Now let us fast forward to the Canadian Ironman. I had only one other race after the 70.3 just described and that was the Calgary 70.3. Having never done this one before I didn’t realize that we would be bused way out from town to a glacier-fed lake body of water called Ghost Lake! Well, subject to hypothermia as I am, this Lake almost turned me into a Ghost! How I emerged after being in it for 1:40 hr. clinging to each buoy to ease my erratic breathing I’ll never know! I was dragged into the Med tent immediately with a classic case of hypothermia and what they called SIPE (Swimmer Induced Pulmonary Edema) so I counted myself lucky to be alive.
‘Tis no wonder I approached the Canadian Ironman with a certain degree of apprehension knowing that Lake Okanagan can also be quite cold if the winds turn it over bringing cold water up to the surface. Many prayers and trust that God would provide just the right weather was my central focus leading up to the event. Also, I had reminded Him that the “third time is the charm” or “three strikes and I’m out”, as this was my third year to attempt opening the 80+ for Women.
Prayers were answered! Weather was the best I can ever remember from my 20 plus years of doing the Canadian IM. The water temperature was quite tolerable so I was off to a good start with a 1:36 Swim which was shorter than my 70.3 swim in Ghost Lake even though it was twice the length. Hence,I didn’t have to spend undue amount of time thawing out in transition. The Bike, too, minus difficult winds, heat, and/or chill made for a 7:54 ride through scenic orchards and mountain passes. Still, I felt I was being propelled by a force greater than my own. I even dared to hope that I could finish under 16 hrs. but was also aware that the Run might alter that. By doing more walking than intended I was able to ward off stomach issues until longer than usual and there was only the one episode.
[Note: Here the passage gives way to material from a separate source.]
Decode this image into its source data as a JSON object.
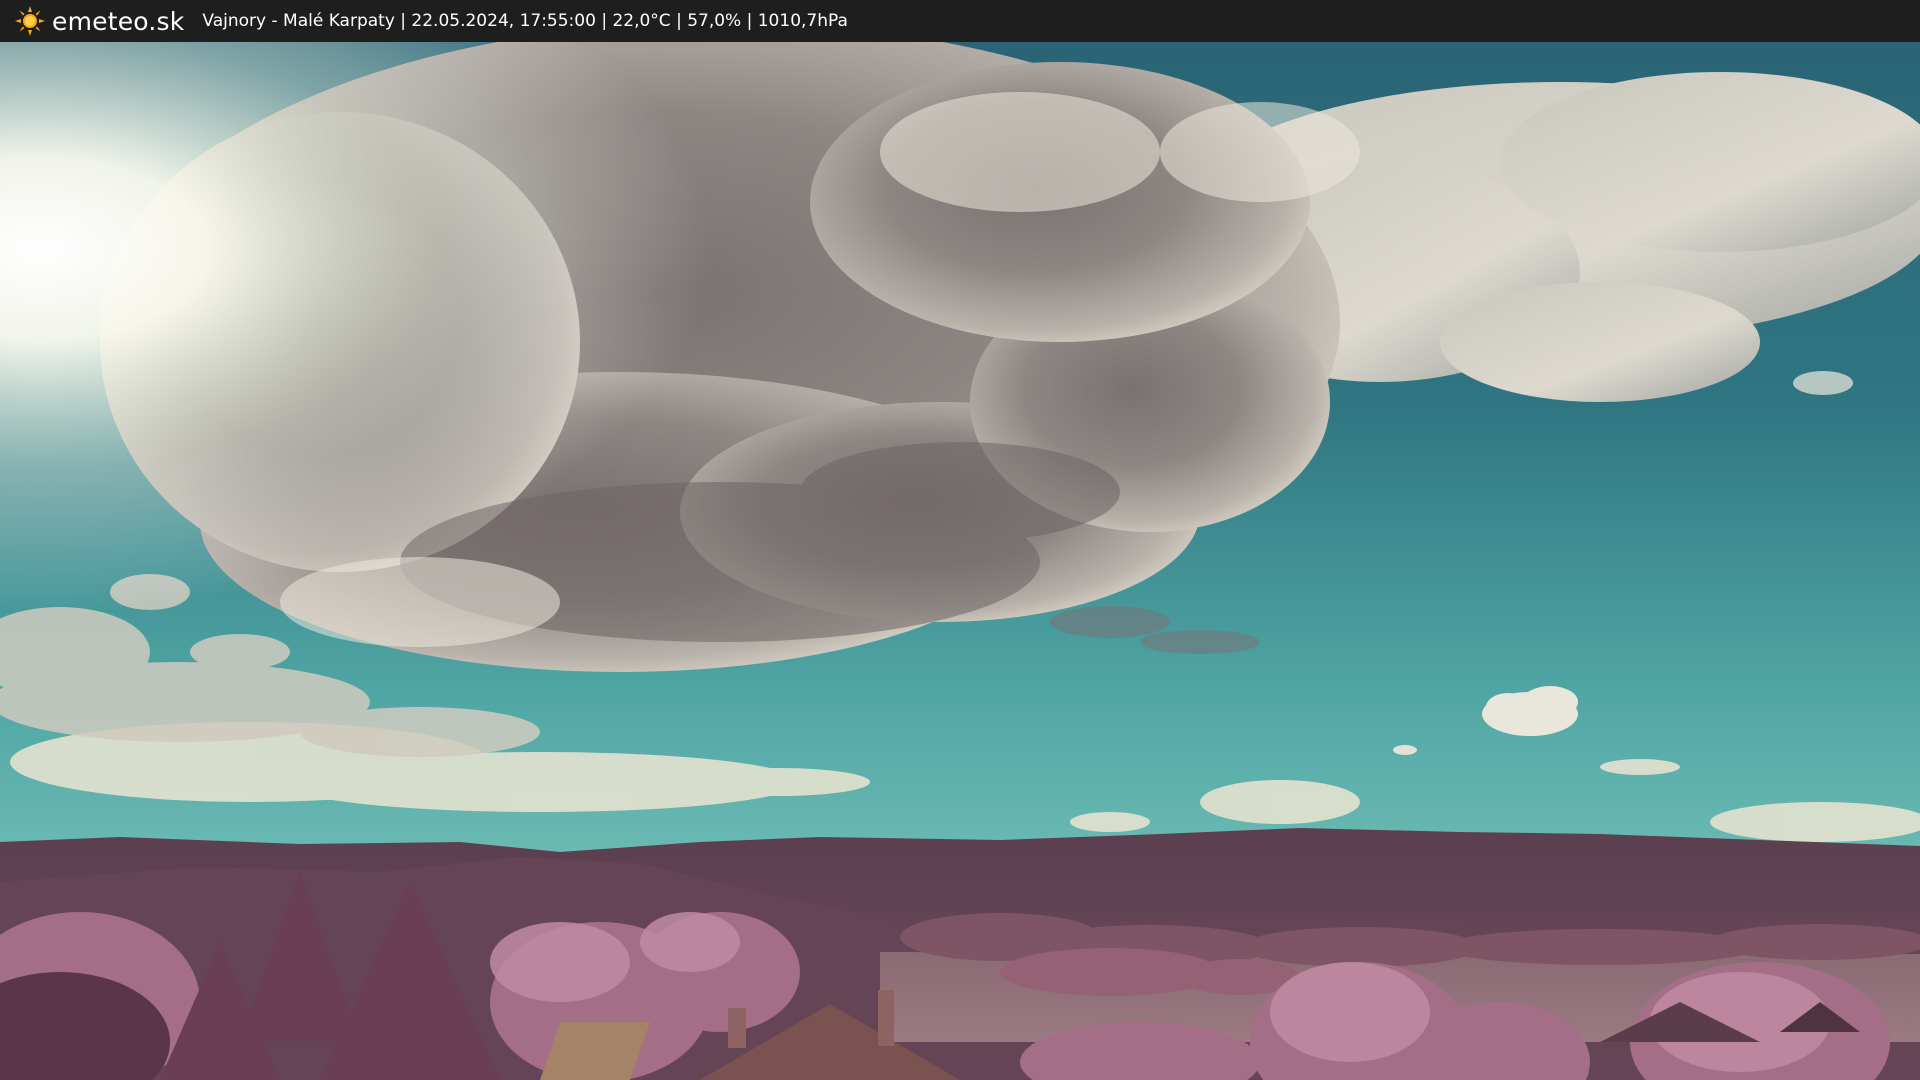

Even without a watch I knew that if I paced myself I would be able to complete the entire course before the 17 hr.cut-off. So it was that I crossed the Finish line in 16:32 amidst a crowd gone wild stimulated by the voice of Steve King the announcer, “Ladies and Gentleman we now have a World record!” It took me several days to assimilate this, “Well yes, I guess if I am the only 82 women to complete this distance I suppose that makes it a World Record at least for the time being”. But there are some saying, “That Record will never be broken”. BUT! Wouldn’t is be fun if I could break my own record at the Hawaiian Ironman on October 13th? I also realized that between August 26,2012 at the Canadian IM and until October 13,2012 in Hawaii I am not only the oldest woman but the oldest PERSON to have done an Ironman. There are 3 or 4 men entered but I have no competition so as scripture tells us, “Nothing is impossible with God’!
I’ll be back in Kona for my fourth year covering the event for Ironman. I’m excited to see Sister Madonna make history, one more time.